Bruce’s famed cure for jet-lag is daylight and exercise, so after just enough time for a rest we took off for a hike. We checked out the Burren College Campus, then trekked the long way down to the waterfront. Along the way, a beautiful little sheepdog mix adopted our group, training her puppy-eyes especially on Bruce (today a whole herd of cows followed him down the road — who knew he was such an animal whisperer?). Our group named the dog “Hike,” and she cheered us through a pelting rainstorm as we walked. We ended up at Monk’s, where the staff thoughtfully brought in space heaters and closed off the back room to warm us up (or were they perhaps keeping us out of sight?) for our first shared dinner of the trip. Afterwards, tired as we all were, we met at my house and performed Gaelic language skits. I was so impressed by everyone’s efforts!

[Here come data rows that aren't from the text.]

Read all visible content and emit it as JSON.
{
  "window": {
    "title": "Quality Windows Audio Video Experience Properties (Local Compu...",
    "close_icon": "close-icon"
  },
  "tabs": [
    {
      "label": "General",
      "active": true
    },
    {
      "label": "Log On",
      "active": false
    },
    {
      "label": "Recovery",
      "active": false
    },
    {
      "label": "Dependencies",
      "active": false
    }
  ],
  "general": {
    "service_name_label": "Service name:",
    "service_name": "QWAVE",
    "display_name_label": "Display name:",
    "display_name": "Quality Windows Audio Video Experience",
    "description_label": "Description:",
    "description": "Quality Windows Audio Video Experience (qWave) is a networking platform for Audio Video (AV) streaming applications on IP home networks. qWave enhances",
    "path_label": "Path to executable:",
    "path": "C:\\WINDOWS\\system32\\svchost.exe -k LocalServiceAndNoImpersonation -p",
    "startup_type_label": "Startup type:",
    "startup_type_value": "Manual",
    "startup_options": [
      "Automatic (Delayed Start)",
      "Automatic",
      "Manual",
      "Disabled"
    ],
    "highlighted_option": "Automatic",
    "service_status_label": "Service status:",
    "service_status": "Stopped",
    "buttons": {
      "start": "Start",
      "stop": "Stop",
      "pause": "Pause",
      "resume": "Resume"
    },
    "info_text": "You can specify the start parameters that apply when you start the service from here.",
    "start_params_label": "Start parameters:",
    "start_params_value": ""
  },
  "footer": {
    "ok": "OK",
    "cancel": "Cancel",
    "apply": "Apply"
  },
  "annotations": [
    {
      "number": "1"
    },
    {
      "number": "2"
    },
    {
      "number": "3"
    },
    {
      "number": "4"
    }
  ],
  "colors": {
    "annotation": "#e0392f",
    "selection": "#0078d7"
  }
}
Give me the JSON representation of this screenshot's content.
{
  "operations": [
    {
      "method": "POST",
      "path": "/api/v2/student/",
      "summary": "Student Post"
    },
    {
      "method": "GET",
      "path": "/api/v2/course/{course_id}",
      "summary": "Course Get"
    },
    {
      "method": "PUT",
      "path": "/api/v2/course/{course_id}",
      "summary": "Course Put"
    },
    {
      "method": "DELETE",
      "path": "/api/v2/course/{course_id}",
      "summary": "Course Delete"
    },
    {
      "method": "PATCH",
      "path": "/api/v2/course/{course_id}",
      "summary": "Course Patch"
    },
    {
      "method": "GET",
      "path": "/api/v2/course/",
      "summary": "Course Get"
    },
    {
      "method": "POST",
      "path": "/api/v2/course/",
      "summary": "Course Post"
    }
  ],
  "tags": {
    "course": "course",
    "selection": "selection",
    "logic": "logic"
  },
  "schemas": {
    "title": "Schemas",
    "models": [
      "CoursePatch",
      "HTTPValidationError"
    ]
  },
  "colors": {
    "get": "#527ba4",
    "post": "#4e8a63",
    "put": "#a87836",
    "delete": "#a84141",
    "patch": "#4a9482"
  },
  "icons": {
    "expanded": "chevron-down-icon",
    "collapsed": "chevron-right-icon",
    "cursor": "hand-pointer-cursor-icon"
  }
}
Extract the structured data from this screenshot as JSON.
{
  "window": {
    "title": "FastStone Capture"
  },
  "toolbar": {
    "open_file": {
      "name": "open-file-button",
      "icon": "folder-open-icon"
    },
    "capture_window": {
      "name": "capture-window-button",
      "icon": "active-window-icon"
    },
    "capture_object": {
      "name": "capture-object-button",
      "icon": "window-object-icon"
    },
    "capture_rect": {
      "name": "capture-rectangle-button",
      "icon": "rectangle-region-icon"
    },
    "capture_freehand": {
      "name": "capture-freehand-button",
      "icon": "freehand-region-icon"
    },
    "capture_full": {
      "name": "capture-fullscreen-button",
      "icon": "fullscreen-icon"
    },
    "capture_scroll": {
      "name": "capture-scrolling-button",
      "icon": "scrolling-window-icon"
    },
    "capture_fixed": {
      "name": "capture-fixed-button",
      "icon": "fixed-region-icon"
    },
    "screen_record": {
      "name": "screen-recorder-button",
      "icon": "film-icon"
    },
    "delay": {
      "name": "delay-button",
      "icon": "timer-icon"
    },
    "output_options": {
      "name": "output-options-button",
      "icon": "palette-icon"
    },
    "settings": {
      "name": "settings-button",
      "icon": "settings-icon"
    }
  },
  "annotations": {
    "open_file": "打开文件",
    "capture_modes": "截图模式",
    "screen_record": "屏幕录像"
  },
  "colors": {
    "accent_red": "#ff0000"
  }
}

Sunday was a marathon tour of the Burren. Mike and Stephen, our driver and guide respectively, took us to Caher Mor, Poulnabrone Dolmen, Leminagh Castle, and Kilfenora Cathedral before much-needed stops in Ennistimon for groceries and in Lahinch for l-ah-unch. (Michelle S and Chloe bravely tasted periwinkles from a sea-front vendor.)The afternoon saw us whizzing through Liscanor to see St. Brigid’s Well and O’Brien’s monument, buffeted by winds at the Cliffs of Moher, photographing gentians at Fanore, then taking the coast road back past the Pinnacle Well to Ballyvaughan. (Hey, gals — please post pictures and your own highlights from that day — If I had a nickel for each time one of you said, “Let’s come back to this spot….” I could singlehandedly prop up Ireland’s sagging economy).

Today, Monday, was actually our first day of “classes.” It started with tea/coffee and cookies, and a welcome from Mary Hawkes-Green. Robert Ellis took us on a tour of the college and everyone picked out their studio spaces. After lunch in the BCA Cafe (thank goodness Anne and Martina are still cooking!), we convened in the tower to talk about mythology in front of a peat fire. (Thank you, Kaitlyn, Meg, and Erin!)

The weather had turned lovely, so we hiked out to the ring fort near Ailwee Caves…. where the weather turned un-lovely again, just as we arrived to do some writing. If you don’t like change and surprises, don’t visit Ireland. Despite the wind, some of us remained to write in the ring, while the rest hiked back to write where the pages of their notebooks weren’t whipping out of their hands with every word. We finished the day (and the writing exercise) back at the studios.

That’s all just a quick overview of our itinerary for the past 48 hours. We’re windblown, footsore, and a little bit damp, but I am so impressed by the spirit and good nature of this group. And our adventures are just beginning!